== Your objective ==
The records are to be repeated exactly, and any images in them are to be dropped.

Data about app and page elements:
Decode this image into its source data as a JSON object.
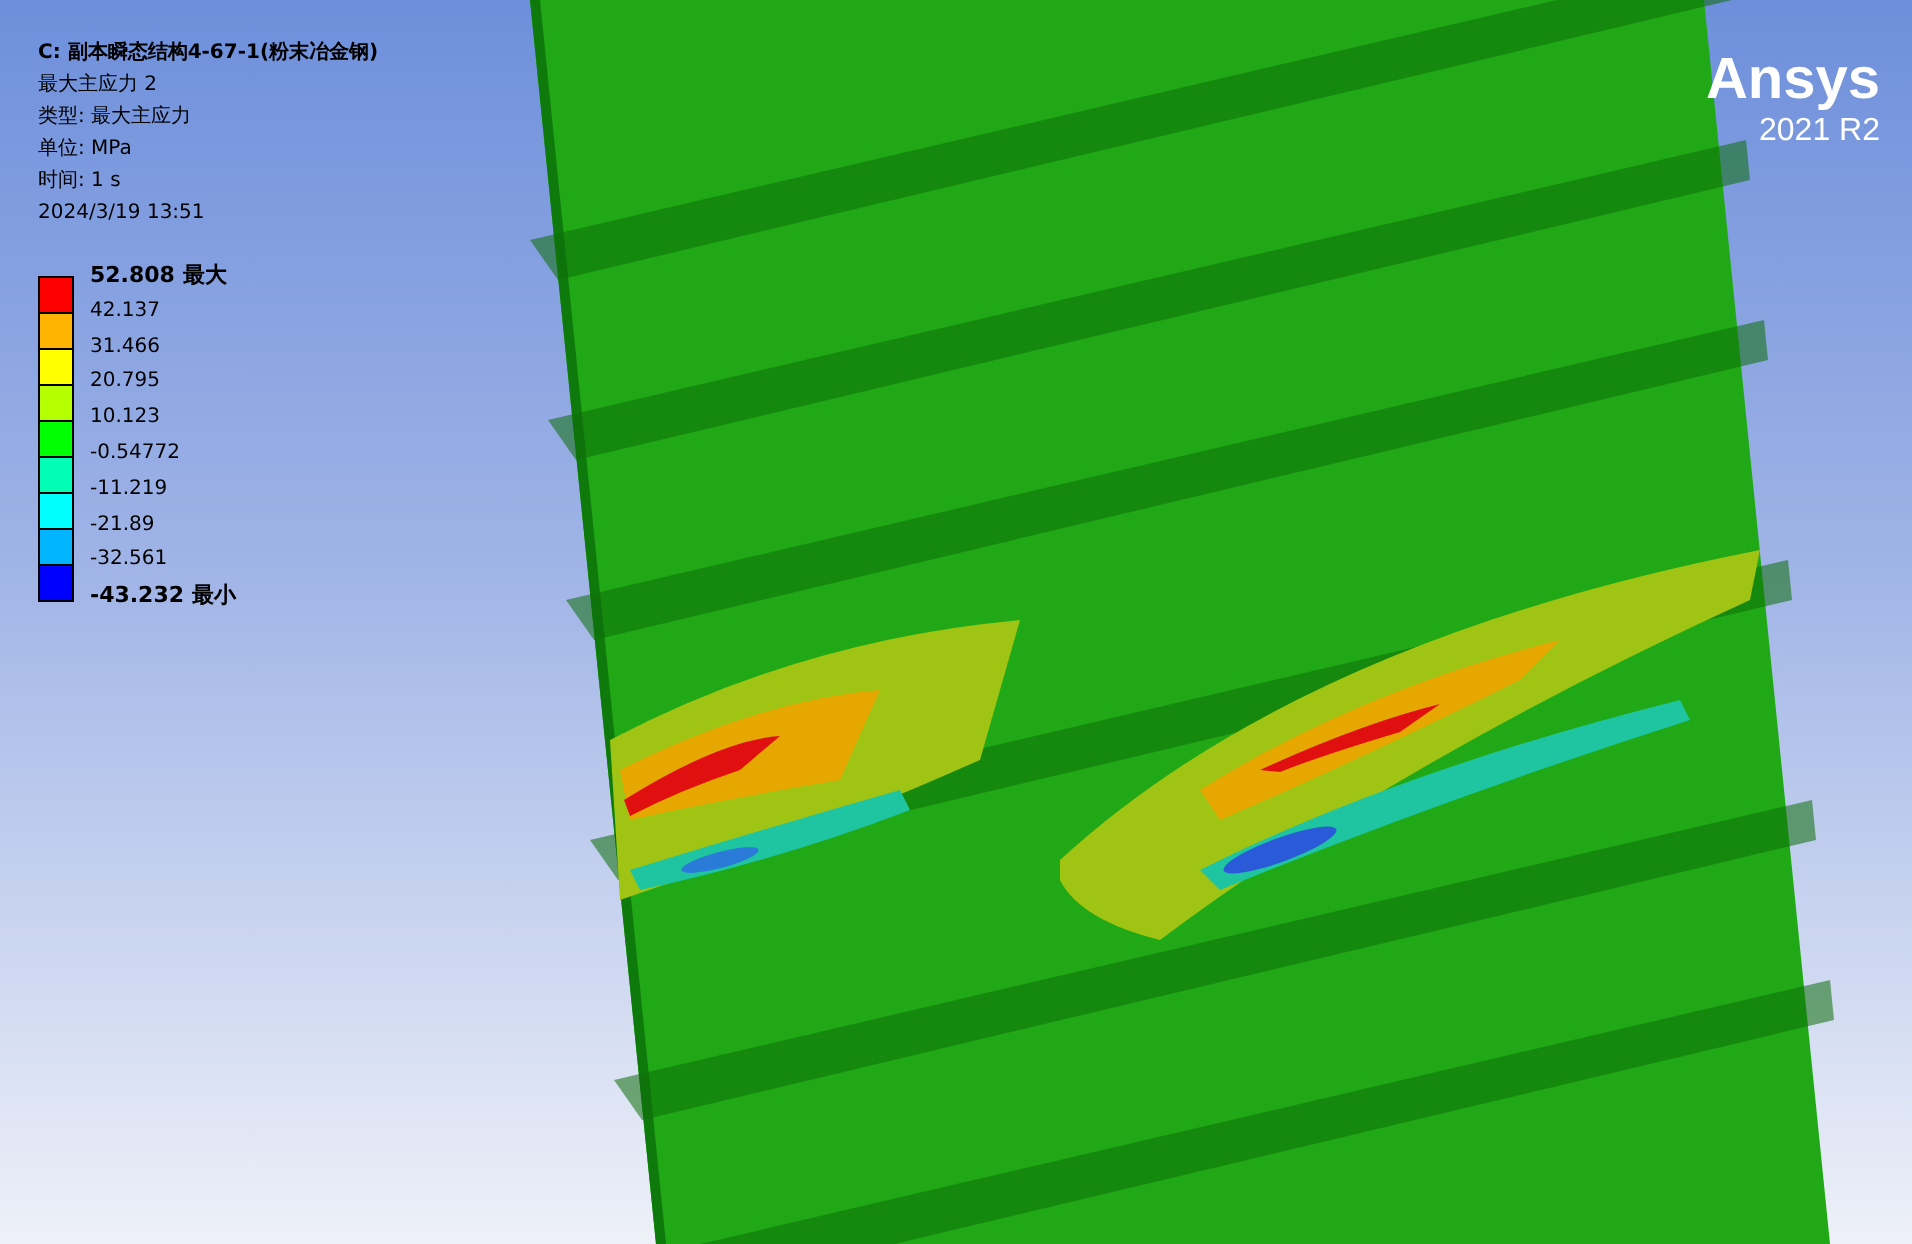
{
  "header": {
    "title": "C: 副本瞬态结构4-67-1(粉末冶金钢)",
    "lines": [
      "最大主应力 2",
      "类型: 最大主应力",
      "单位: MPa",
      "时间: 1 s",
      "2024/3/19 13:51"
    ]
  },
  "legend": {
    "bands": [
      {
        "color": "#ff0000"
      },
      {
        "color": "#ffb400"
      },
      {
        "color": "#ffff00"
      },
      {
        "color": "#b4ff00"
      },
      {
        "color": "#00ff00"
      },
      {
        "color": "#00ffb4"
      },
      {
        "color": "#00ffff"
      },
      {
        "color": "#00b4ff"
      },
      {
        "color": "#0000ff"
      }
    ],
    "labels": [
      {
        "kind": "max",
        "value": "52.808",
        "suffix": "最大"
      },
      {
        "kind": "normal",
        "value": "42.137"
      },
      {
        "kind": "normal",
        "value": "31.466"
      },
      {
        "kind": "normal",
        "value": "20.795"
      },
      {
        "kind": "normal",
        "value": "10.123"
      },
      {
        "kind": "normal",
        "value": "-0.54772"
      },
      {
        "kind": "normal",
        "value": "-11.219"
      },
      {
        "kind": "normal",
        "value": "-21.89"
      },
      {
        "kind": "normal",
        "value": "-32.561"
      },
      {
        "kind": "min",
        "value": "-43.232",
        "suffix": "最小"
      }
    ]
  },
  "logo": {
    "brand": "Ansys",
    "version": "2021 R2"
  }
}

== Exercise result ==
Decode this image into its source data as a JSON object.
{
  "header": {
    "title": "C: 副本瞬态结构4-67-1(粉末冶金钢)",
    "lines": [
      "最大主应力 2",
      "类型: 最大主应力",
      "单位: MPa",
      "时间: 1 s",
      "2024/3/19 13:51"
    ]
  },
  "legend": {
    "bands": [
      {
        "color": "#ff0000"
      },
      {
        "color": "#ffb400"
      },
      {
        "color": "#ffff00"
      },
      {
        "color": "#b4ff00"
      },
      {
        "color": "#00ff00"
      },
      {
        "color": "#00ffb4"
      },
      {
        "color": "#00ffff"
      },
      {
        "color": "#00b4ff"
      },
      {
        "color": "#0000ff"
      }
    ],
    "labels": [
      {
        "kind": "max",
        "value": "52.808",
        "suffix": "最大"
      },
      {
        "kind": "normal",
        "value": "42.137"
      },
      {
        "kind": "normal",
        "value": "31.466"
      },
      {
        "kind": "normal",
        "value": "20.795"
      },
      {
        "kind": "normal",
        "value": "10.123"
      },
      {
        "kind": "normal",
        "value": "-0.54772"
      },
      {
        "kind": "normal",
        "value": "-11.219"
      },
      {
        "kind": "normal",
        "value": "-21.89"
      },
      {
        "kind": "normal",
        "value": "-32.561"
      },
      {
        "kind": "min",
        "value": "-43.232",
        "suffix": "最小"
      }
    ]
  },
  "logo": {
    "brand": "Ansys",
    "version": "2021 R2"
  }
}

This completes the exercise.